[Data excerpts]
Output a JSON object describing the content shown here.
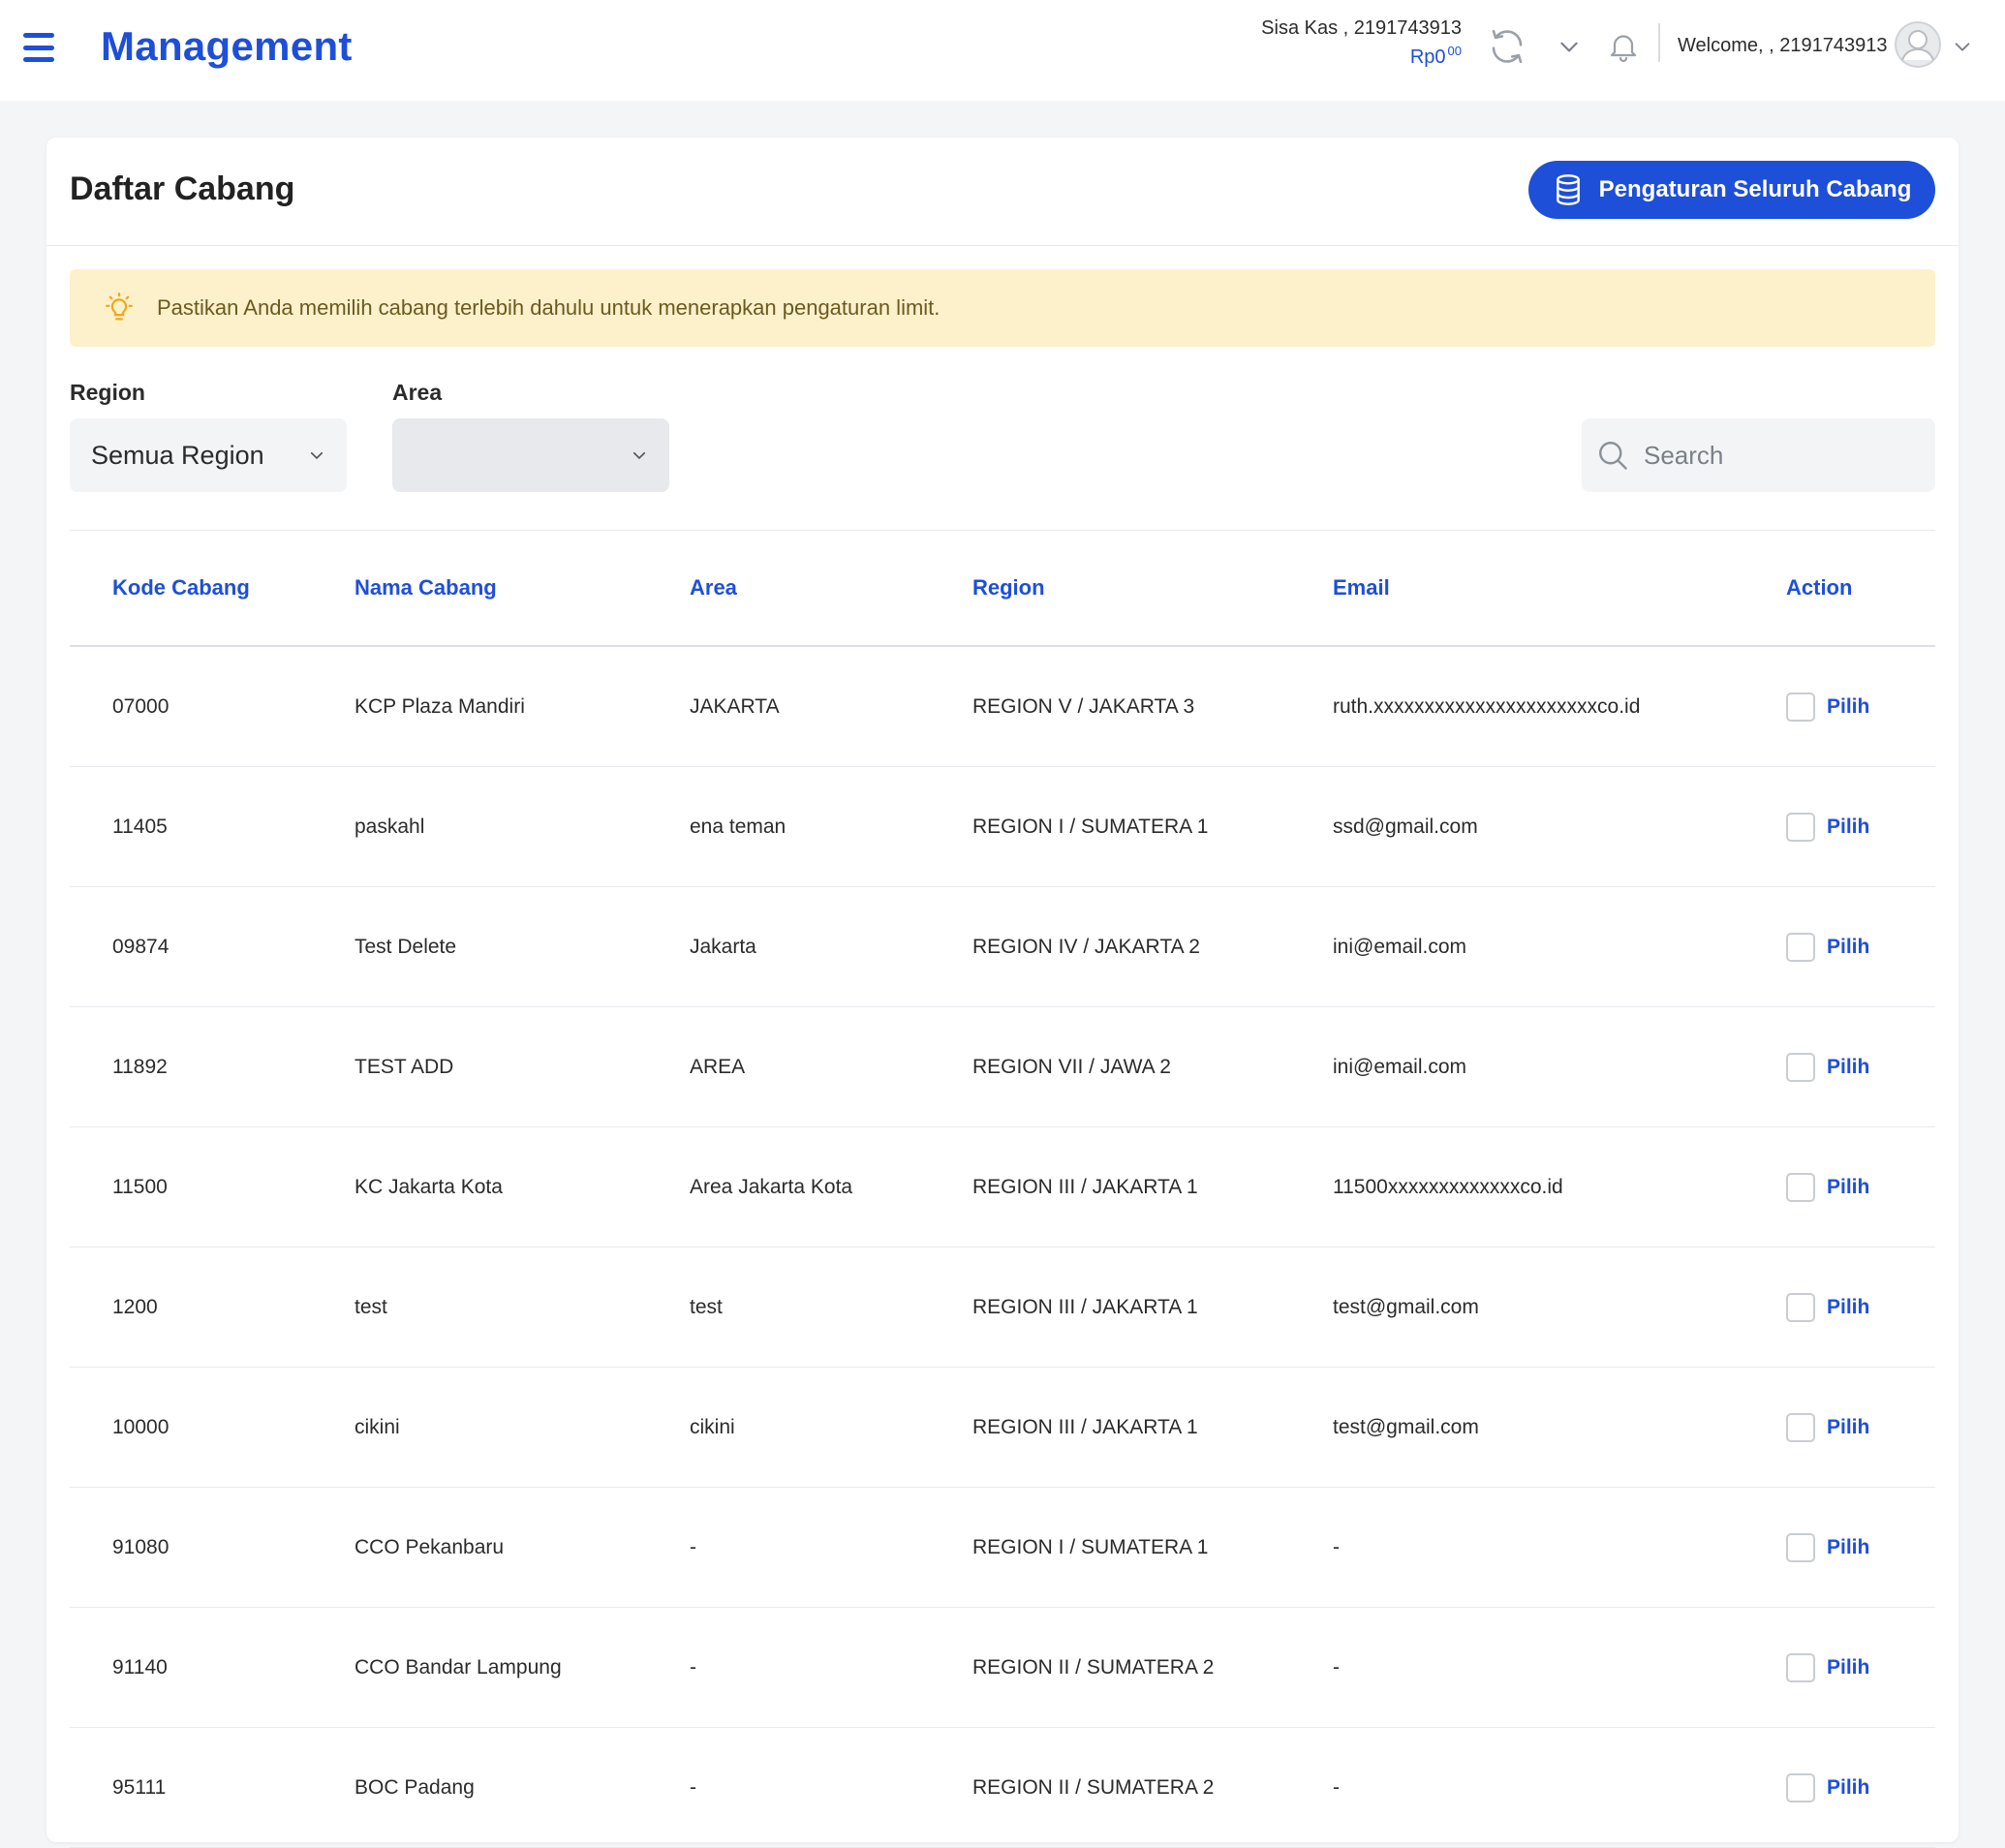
{
  "header": {
    "title": "Management",
    "balance_label": "Sisa Kas , 2191743913",
    "balance_value": "Rp0",
    "balance_decimals": "00",
    "welcome": "Welcome, , 2191743913"
  },
  "page": {
    "title": "Daftar Cabang",
    "settings_button": "Pengaturan Seluruh Cabang",
    "alert": "Pastikan Anda memilih cabang terlebih dahulu untuk menerapkan pengaturan limit."
  },
  "filters": {
    "region_label": "Region",
    "region_value": "Semua Region",
    "area_label": "Area",
    "area_value": "",
    "search_placeholder": "Search"
  },
  "table": {
    "columns": [
      "Kode Cabang",
      "Nama Cabang",
      "Area",
      "Region",
      "Email",
      "Action"
    ],
    "action_label": "Pilih",
    "rows": [
      {
        "code": "07000",
        "name": "KCP Plaza Mandiri",
        "area": "JAKARTA",
        "region": "REGION V / JAKARTA 3",
        "email": "ruth.xxxxxxxxxxxxxxxxxxxxxxco.id"
      },
      {
        "code": "11405",
        "name": "paskahl",
        "area": "ena teman",
        "region": "REGION I / SUMATERA 1",
        "email": "ssd@gmail.com"
      },
      {
        "code": "09874",
        "name": "Test Delete",
        "area": "Jakarta",
        "region": "REGION IV / JAKARTA 2",
        "email": "ini@email.com"
      },
      {
        "code": "11892",
        "name": "TEST ADD",
        "area": "AREA",
        "region": "REGION VII / JAWA 2",
        "email": "ini@email.com"
      },
      {
        "code": "11500",
        "name": "KC Jakarta Kota",
        "area": "Area Jakarta Kota",
        "region": "REGION III / JAKARTA 1",
        "email": "11500xxxxxxxxxxxxxco.id"
      },
      {
        "code": "1200",
        "name": "test",
        "area": "test",
        "region": "REGION III / JAKARTA 1",
        "email": "test@gmail.com"
      },
      {
        "code": "10000",
        "name": "cikini",
        "area": "cikini",
        "region": "REGION III / JAKARTA 1",
        "email": "test@gmail.com"
      },
      {
        "code": "91080",
        "name": "CCO Pekanbaru",
        "area": "-",
        "region": "REGION I / SUMATERA 1",
        "email": "-"
      },
      {
        "code": "91140",
        "name": "CCO Bandar Lampung",
        "area": "-",
        "region": "REGION II / SUMATERA 2",
        "email": "-"
      },
      {
        "code": "95111",
        "name": "BOC Padang",
        "area": "-",
        "region": "REGION II / SUMATERA 2",
        "email": "-"
      }
    ]
  },
  "colors": {
    "primary": "#1e4fd8",
    "alert_bg": "#fdf1cc",
    "alert_text": "#6b5a1f",
    "page_bg": "#f4f5f7"
  },
  "icons": {
    "menu": "hamburger-icon",
    "refresh": "refresh-icon",
    "expand": "chevron-down-icon",
    "notifications": "bell-icon",
    "avatar": "user-avatar-icon",
    "settings": "database-icon",
    "alert": "lightbulb-icon",
    "search": "search-icon"
  }
}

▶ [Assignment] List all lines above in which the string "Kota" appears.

▶ [Result of the exercise]
        "name": "KC Jakarta Kota",
        "area": "Area Jakarta Kota",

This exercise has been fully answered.